__Records for processing__
<<<<

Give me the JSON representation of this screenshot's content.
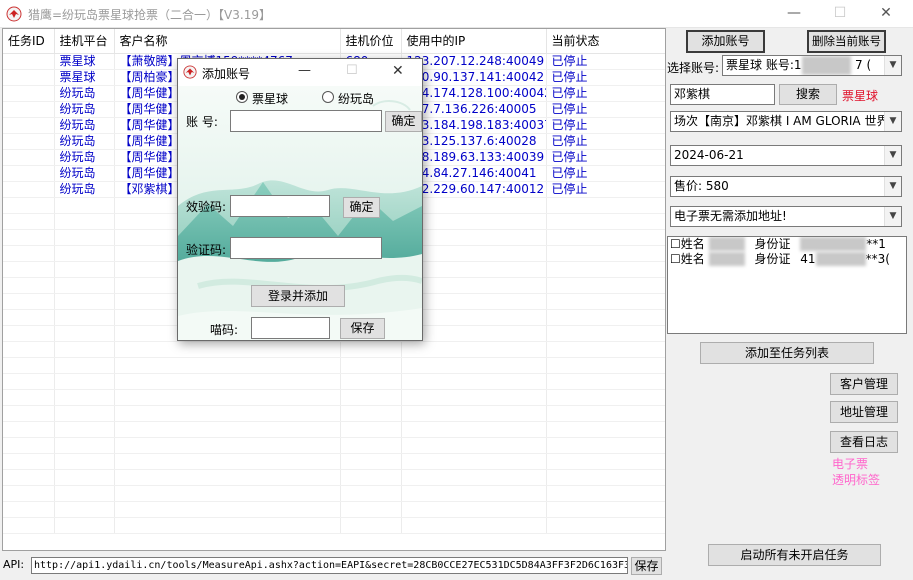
{
  "window": {
    "title": "猎鹰=纷玩岛票星球抢票（二合一）【V3.19】",
    "minimize": "—",
    "maximize": "☐",
    "close": "✕"
  },
  "table": {
    "columns": [
      "任务ID",
      "挂机平台",
      "客户名称",
      "挂机价位",
      "使用中的IP",
      "当前状态"
    ],
    "rows": [
      [
        "",
        "票星球",
        "【萧敬腾】周京博159****4767",
        "680",
        "123.207.12.248:40049",
        "已停止"
      ],
      [
        "",
        "票星球",
        "【周柏豪】",
        "",
        "180.90.137.141:40042",
        "已停止"
      ],
      [
        "",
        "纷玩岛",
        "【周华健】",
        "",
        "114.174.128.100:40042",
        "已停止"
      ],
      [
        "",
        "纷玩岛",
        "【周华健】",
        "",
        "117.7.136.226:40005",
        "已停止"
      ],
      [
        "",
        "纷玩岛",
        "【周华健】",
        "",
        "183.184.198.183:40037",
        "已停止"
      ],
      [
        "",
        "纷玩岛",
        "【周华健】",
        "",
        "183.125.137.6:40028",
        "已停止"
      ],
      [
        "",
        "纷玩岛",
        "【周华健】",
        "",
        "118.189.63.133:40039",
        "已停止"
      ],
      [
        "",
        "纷玩岛",
        "【周华健】",
        "",
        "114.84.27.146:40041",
        "已停止"
      ],
      [
        "",
        "纷玩岛",
        "【邓紫棋】",
        "",
        "122.229.60.147:40012",
        "已停止"
      ]
    ]
  },
  "api": {
    "label": "API:",
    "value": "http://api1.ydaili.cn/tools/MeasureApi.ashx?action=EAPI&secret=28CB0CCE27EC531DC5D84A3FF3F2D6C163F3",
    "save_label": "保存"
  },
  "right": {
    "add_account": "添加账号",
    "delete_account": "删除当前账号",
    "select_account_label": "选择账号:",
    "select_account_value": "票星球 账号:1",
    "select_account_tail": "7 (",
    "search_value": "邓紫棋",
    "search_button": "搜索",
    "platform_tag": "票星球",
    "session_value": "场次【南京】邓紫棋 I AM GLORIA 世界",
    "date_value": "2024-06-21",
    "price_value": "售价: 580",
    "address_value": "电子票无需添加地址!",
    "buyers": [
      {
        "name_label": "姓名",
        "id_label": "身份证",
        "id_tail": "**1"
      },
      {
        "name_label": "姓名",
        "id_label": "身份证",
        "id_prefix": "41",
        "id_tail": "**3("
      }
    ],
    "add_to_tasks": "添加至任务列表",
    "customer_mgmt": "客户管理",
    "address_mgmt": "地址管理",
    "view_log": "查看日志",
    "eticket_note": "电子票",
    "transparent_tag": "透明标签",
    "start_all": "启动所有未开启任务"
  },
  "dialog": {
    "title": "添加账号",
    "minimize": "—",
    "maximize": "☐",
    "close": "✕",
    "radio_1": "票星球",
    "radio_2": "纷玩岛",
    "account_label": "账  号:",
    "confirm_1": "确定",
    "captcha_label": "效验码:",
    "confirm_2": "确定",
    "verify_label": "验证码:",
    "login_add": "登录并添加",
    "code_label": "喵码:",
    "save": "保存"
  },
  "colors": {
    "link_blue": "#0000c8",
    "tag_red": "#e0102a",
    "pink": "#ff66cc"
  }
}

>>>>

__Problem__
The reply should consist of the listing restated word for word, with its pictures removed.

__Response__
Give me the JSON representation of this screenshot's content.
{
  "window": {
    "title": "猎鹰=纷玩岛票星球抢票（二合一）【V3.19】",
    "minimize": "—",
    "maximize": "☐",
    "close": "✕"
  },
  "table": {
    "columns": [
      "任务ID",
      "挂机平台",
      "客户名称",
      "挂机价位",
      "使用中的IP",
      "当前状态"
    ],
    "rows": [
      [
        "",
        "票星球",
        "【萧敬腾】周京博159****4767",
        "680",
        "123.207.12.248:40049",
        "已停止"
      ],
      [
        "",
        "票星球",
        "【周柏豪】",
        "",
        "180.90.137.141:40042",
        "已停止"
      ],
      [
        "",
        "纷玩岛",
        "【周华健】",
        "",
        "114.174.128.100:40042",
        "已停止"
      ],
      [
        "",
        "纷玩岛",
        "【周华健】",
        "",
        "117.7.136.226:40005",
        "已停止"
      ],
      [
        "",
        "纷玩岛",
        "【周华健】",
        "",
        "183.184.198.183:40037",
        "已停止"
      ],
      [
        "",
        "纷玩岛",
        "【周华健】",
        "",
        "183.125.137.6:40028",
        "已停止"
      ],
      [
        "",
        "纷玩岛",
        "【周华健】",
        "",
        "118.189.63.133:40039",
        "已停止"
      ],
      [
        "",
        "纷玩岛",
        "【周华健】",
        "",
        "114.84.27.146:40041",
        "已停止"
      ],
      [
        "",
        "纷玩岛",
        "【邓紫棋】",
        "",
        "122.229.60.147:40012",
        "已停止"
      ]
    ]
  },
  "api": {
    "label": "API:",
    "value": "http://api1.ydaili.cn/tools/MeasureApi.ashx?action=EAPI&secret=28CB0CCE27EC531DC5D84A3FF3F2D6C163F3",
    "save_label": "保存"
  },
  "right": {
    "add_account": "添加账号",
    "delete_account": "删除当前账号",
    "select_account_label": "选择账号:",
    "select_account_value": "票星球 账号:1",
    "select_account_tail": "7 (",
    "search_value": "邓紫棋",
    "search_button": "搜索",
    "platform_tag": "票星球",
    "session_value": "场次【南京】邓紫棋 I AM GLORIA 世界",
    "date_value": "2024-06-21",
    "price_value": "售价: 580",
    "address_value": "电子票无需添加地址!",
    "buyers": [
      {
        "name_label": "姓名",
        "id_label": "身份证",
        "id_tail": "**1"
      },
      {
        "name_label": "姓名",
        "id_label": "身份证",
        "id_prefix": "41",
        "id_tail": "**3("
      }
    ],
    "add_to_tasks": "添加至任务列表",
    "customer_mgmt": "客户管理",
    "address_mgmt": "地址管理",
    "view_log": "查看日志",
    "eticket_note": "电子票",
    "transparent_tag": "透明标签",
    "start_all": "启动所有未开启任务"
  },
  "dialog": {
    "title": "添加账号",
    "minimize": "—",
    "maximize": "☐",
    "close": "✕",
    "radio_1": "票星球",
    "radio_2": "纷玩岛",
    "account_label": "账  号:",
    "confirm_1": "确定",
    "captcha_label": "效验码:",
    "confirm_2": "确定",
    "verify_label": "验证码:",
    "login_add": "登录并添加",
    "code_label": "喵码:",
    "save": "保存"
  },
  "colors": {
    "link_blue": "#0000c8",
    "tag_red": "#e0102a",
    "pink": "#ff66cc"
  }
}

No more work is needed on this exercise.